Data supplied START

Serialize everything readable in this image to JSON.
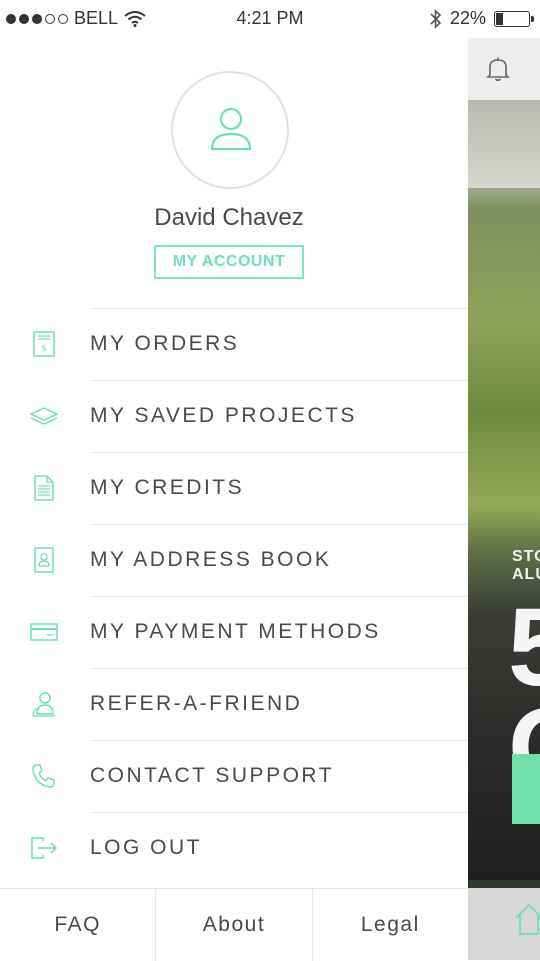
{
  "status_bar": {
    "carrier": "BELL",
    "time": "4:21 PM",
    "battery": "22%",
    "battery_level": 0.22,
    "signal_bars_filled": 3,
    "signal_bars_total": 5
  },
  "profile": {
    "name": "David Chavez",
    "account_button": "MY ACCOUNT"
  },
  "menu": {
    "items": [
      {
        "label": "MY ORDERS",
        "icon": "receipt-icon"
      },
      {
        "label": "MY SAVED PROJECTS",
        "icon": "layers-icon"
      },
      {
        "label": "MY CREDITS",
        "icon": "document-icon"
      },
      {
        "label": "MY ADDRESS BOOK",
        "icon": "address-book-icon"
      },
      {
        "label": "MY PAYMENT METHODS",
        "icon": "credit-card-icon"
      },
      {
        "label": "REFER-A-FRIEND",
        "icon": "users-icon"
      },
      {
        "label": "CONTACT SUPPORT",
        "icon": "phone-icon"
      },
      {
        "label": "LOG OUT",
        "icon": "logout-icon"
      }
    ]
  },
  "footer": {
    "faq": "FAQ",
    "about": "About",
    "legal": "Legal"
  },
  "background_peek": {
    "line1": "STO",
    "line2": "ALU",
    "big_text": "5",
    "big_text2": "O"
  },
  "colors": {
    "accent": "#6fe0b1",
    "text": "#4a4a4a",
    "divider": "#e8e8e8"
  }
}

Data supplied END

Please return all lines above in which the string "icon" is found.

        "icon": "receipt-icon"
        "icon": "layers-icon"
        "icon": "document-icon"
        "icon": "address-book-icon"
        "icon": "credit-card-icon"
        "icon": "users-icon"
        "icon": "phone-icon"
        "icon": "logout-icon"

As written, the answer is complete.